Book Festivals – Are they Worth it?

2012 Book Fair

Image Credit: Virginia Festival of the Book

Yesterday I participated in a local book festival.

Can’t get those six hours back.

A big goose egg.

Zero.

Nada.

Zilch.

And no, the photo above is not from the book festival I was a part of yesterday although I did attend that festival about five years ago.

At yesterday’s festival, there were probably more author and vendors than customers. And from what I could see from my table, those that were there weren’t buying much. Those authors lucky enough to have any sales seemed to be children’s authors.

Is it the demographic? I’m wondering. The genre? I don’t know.

Do you?

Or is just basically a crapshoot?

The hours I spent writing, editing, proofreading, having my manuscript proofread, edited, formatted, deciding on a cover design, working on my blog, marketing.

Spending money.

Lots of moo-lah.

Why? What’s my motivation?

I’m starting to wonder ’cause this ain’t my first rodeo. I’ve participated in several with my first book, albeit costly when I add up the cost versus what I actually sold.
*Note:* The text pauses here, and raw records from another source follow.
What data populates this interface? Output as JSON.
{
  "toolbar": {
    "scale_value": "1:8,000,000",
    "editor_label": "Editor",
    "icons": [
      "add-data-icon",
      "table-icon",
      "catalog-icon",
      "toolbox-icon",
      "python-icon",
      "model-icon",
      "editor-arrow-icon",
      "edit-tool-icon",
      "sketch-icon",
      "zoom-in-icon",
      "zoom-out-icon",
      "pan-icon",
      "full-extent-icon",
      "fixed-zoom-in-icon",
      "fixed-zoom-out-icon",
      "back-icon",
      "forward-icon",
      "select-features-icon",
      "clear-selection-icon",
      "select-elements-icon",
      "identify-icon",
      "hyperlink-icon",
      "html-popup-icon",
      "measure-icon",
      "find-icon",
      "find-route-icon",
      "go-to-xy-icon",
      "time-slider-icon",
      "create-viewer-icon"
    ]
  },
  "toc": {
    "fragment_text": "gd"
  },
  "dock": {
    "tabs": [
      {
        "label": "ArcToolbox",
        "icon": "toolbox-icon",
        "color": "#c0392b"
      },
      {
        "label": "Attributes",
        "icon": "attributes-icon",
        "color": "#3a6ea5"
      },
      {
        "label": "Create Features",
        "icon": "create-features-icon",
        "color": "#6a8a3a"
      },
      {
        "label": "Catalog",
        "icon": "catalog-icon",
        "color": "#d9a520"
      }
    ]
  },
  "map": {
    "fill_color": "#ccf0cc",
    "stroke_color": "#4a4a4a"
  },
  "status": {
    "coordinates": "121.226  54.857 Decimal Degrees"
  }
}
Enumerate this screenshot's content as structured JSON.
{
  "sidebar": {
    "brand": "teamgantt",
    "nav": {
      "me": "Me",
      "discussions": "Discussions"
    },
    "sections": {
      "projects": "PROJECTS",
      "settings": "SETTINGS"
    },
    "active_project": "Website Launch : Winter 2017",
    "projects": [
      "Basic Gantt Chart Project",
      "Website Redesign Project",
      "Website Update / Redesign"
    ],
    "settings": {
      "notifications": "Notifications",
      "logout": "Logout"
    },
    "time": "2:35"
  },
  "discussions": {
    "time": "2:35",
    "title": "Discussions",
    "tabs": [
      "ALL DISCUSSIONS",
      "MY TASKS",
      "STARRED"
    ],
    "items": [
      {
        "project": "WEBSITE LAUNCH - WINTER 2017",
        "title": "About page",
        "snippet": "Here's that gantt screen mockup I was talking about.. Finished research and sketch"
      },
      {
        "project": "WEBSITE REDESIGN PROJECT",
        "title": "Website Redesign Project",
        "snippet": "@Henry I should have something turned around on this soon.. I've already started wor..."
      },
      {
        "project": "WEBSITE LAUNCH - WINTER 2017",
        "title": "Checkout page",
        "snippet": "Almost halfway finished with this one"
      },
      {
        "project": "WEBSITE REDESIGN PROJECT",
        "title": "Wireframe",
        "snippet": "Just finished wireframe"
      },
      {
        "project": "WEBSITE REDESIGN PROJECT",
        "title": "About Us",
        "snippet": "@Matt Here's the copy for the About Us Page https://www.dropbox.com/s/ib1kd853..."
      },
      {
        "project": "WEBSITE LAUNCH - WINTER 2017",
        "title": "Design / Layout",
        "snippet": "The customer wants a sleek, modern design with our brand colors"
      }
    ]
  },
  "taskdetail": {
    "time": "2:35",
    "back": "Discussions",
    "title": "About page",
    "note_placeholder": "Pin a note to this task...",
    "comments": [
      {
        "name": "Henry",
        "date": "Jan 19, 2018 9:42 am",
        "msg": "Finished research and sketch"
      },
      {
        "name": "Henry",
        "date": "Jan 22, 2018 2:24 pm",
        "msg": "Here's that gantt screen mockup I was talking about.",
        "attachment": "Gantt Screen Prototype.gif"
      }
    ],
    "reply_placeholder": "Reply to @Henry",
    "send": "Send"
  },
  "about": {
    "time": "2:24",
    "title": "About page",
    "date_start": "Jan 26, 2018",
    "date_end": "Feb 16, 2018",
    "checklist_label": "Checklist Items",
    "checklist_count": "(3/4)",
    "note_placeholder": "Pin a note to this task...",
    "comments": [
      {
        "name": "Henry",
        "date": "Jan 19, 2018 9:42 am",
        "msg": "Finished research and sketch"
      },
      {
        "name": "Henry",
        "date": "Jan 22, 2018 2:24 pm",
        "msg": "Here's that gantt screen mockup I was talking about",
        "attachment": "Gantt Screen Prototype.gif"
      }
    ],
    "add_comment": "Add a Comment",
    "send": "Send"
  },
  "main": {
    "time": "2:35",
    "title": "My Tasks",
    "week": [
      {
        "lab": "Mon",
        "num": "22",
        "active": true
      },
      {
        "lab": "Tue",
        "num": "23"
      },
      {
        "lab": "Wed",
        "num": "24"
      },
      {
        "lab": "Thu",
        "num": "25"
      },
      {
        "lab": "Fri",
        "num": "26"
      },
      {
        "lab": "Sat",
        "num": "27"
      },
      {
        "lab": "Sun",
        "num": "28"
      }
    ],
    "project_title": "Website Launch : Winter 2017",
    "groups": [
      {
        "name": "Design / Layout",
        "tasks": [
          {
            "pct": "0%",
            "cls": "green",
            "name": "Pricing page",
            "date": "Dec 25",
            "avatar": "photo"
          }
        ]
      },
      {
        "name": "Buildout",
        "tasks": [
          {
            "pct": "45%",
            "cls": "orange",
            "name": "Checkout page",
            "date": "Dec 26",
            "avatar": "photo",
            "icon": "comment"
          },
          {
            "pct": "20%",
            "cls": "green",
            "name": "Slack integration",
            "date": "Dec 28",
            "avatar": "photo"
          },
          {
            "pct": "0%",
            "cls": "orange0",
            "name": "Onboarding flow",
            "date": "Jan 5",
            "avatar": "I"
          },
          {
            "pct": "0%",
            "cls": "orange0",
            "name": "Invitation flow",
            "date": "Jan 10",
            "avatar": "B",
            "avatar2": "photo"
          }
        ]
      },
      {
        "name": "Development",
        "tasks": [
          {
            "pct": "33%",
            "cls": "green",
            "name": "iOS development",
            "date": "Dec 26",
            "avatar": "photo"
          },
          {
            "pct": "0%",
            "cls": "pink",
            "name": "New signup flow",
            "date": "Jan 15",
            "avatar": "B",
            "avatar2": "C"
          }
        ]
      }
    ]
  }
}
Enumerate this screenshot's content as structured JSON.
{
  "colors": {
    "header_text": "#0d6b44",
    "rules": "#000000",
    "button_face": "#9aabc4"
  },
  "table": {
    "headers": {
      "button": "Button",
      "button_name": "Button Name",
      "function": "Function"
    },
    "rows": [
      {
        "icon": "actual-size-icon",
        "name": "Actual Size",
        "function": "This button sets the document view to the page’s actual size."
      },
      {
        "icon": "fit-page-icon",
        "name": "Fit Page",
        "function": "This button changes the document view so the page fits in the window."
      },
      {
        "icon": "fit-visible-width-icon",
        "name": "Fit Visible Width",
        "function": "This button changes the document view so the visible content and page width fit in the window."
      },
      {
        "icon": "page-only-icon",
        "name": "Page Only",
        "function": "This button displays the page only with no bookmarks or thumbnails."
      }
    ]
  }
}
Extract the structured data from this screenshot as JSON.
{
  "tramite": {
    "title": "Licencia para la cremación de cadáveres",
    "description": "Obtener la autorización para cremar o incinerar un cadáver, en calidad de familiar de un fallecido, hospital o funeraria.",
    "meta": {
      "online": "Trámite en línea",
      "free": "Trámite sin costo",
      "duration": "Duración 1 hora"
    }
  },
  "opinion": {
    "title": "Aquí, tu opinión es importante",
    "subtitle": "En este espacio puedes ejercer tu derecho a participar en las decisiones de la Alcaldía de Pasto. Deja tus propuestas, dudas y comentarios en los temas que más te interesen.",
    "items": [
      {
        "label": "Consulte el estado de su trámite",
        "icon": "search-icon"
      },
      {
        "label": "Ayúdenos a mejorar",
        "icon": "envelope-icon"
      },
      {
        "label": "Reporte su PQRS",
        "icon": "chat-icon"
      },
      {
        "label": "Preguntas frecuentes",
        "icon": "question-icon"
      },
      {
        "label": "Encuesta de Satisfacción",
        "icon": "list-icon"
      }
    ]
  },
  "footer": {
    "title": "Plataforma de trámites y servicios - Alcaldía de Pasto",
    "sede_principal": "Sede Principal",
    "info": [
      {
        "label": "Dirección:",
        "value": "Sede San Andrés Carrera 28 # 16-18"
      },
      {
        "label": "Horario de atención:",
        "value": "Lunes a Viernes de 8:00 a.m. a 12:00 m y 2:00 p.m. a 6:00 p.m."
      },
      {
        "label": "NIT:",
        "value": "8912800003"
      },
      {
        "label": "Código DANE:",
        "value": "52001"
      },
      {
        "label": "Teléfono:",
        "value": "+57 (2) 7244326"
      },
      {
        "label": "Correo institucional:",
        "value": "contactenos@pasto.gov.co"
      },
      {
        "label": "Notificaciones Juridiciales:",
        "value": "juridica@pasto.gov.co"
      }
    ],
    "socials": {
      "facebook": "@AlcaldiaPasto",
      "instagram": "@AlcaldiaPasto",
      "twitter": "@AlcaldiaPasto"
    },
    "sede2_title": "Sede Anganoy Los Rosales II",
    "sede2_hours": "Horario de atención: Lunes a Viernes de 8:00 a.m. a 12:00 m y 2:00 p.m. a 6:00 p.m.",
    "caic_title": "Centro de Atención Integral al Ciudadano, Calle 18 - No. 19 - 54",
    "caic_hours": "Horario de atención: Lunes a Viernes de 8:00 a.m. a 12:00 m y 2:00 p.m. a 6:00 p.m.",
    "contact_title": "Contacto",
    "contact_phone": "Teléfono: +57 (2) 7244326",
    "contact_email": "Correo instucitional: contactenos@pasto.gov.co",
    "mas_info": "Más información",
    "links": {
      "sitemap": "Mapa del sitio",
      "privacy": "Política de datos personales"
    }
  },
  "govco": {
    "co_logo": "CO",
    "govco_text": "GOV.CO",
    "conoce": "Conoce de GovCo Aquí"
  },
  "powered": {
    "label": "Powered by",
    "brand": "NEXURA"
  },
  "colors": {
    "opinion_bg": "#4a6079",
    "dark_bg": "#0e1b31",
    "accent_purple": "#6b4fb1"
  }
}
As for yesterday’s book festival, it’s not like I didn’t try to help the cause. I advertised it on my Twitter, Google+, Facebook and Amazon Author Pages several times as the time grew near.

Where’s the support? The readers?

How about where you live? What are your thoughts?

Are people coming out?

Are they buying?

Is there simply too many books on the market?

I’d like to know.

 

Is There Bias Against Unknown Authors When it Comes to Advertising?

Add to Goodreads Image credit: Google

Let me preface my post by first stating that I think that the concept of Goodreads is an excellent one–to bring readers and authors together. To that, I have no dispute.

And I know, it’s free to join.

I recently published by second novel, The Love Labyrinth. I’ve been a member of Goodreads since mid-2012, about the same time I published by debut novel, Relations. I hosted two giveaways in the past but I was eager to find other ways to advertise on the site for my new book. Well, it is very expensive, at least for me and I told them so. Heck, some of us haven’t even sold enough books to pay for the work it took to have it published (editing, covers, etc.)

Now don’t get the impression that I don’t spend money for advertisements. I have done so in the past and I am currently doing so with my second book. I expect to pay. Something. However, the placement and advertisement of books on Goodreads’ website seem to be geared to those authors that are already well-known, best-selling authors or authors well on their way to being both well-known and best-selling. And if I had the kind of the money they expect us to fork over, I’d probably be both, too.

Therein lies my dismay. How then, do those of us authors who aren’t well-known or best-selling yet, get exposure and play with the big boys of the literary world?

Why can’t it be more equitable for us all?

What do you think, fellow authors and readers? New authors or those of us who are trying to make our way in the industry of writing and self-publishing, cannot afford to spend thousands of dollars to advertise on Goodreads or anywhere else for that matter, sometimes on one ad. Don’t even get me started on why advertising costs so much in the first place or we’ll be here all night.

So, in essence, our voices are muffled, purely based on economic opportunity and not on talent. And well-known/best-selling authors continue to have an advantage. Their ads are seen and ours aren’t, because we can afford to purchase them in the first place.

How about you? Do you think there is bias in advertising when it comes to authors? Or do you think I’m barking up the wrong tree?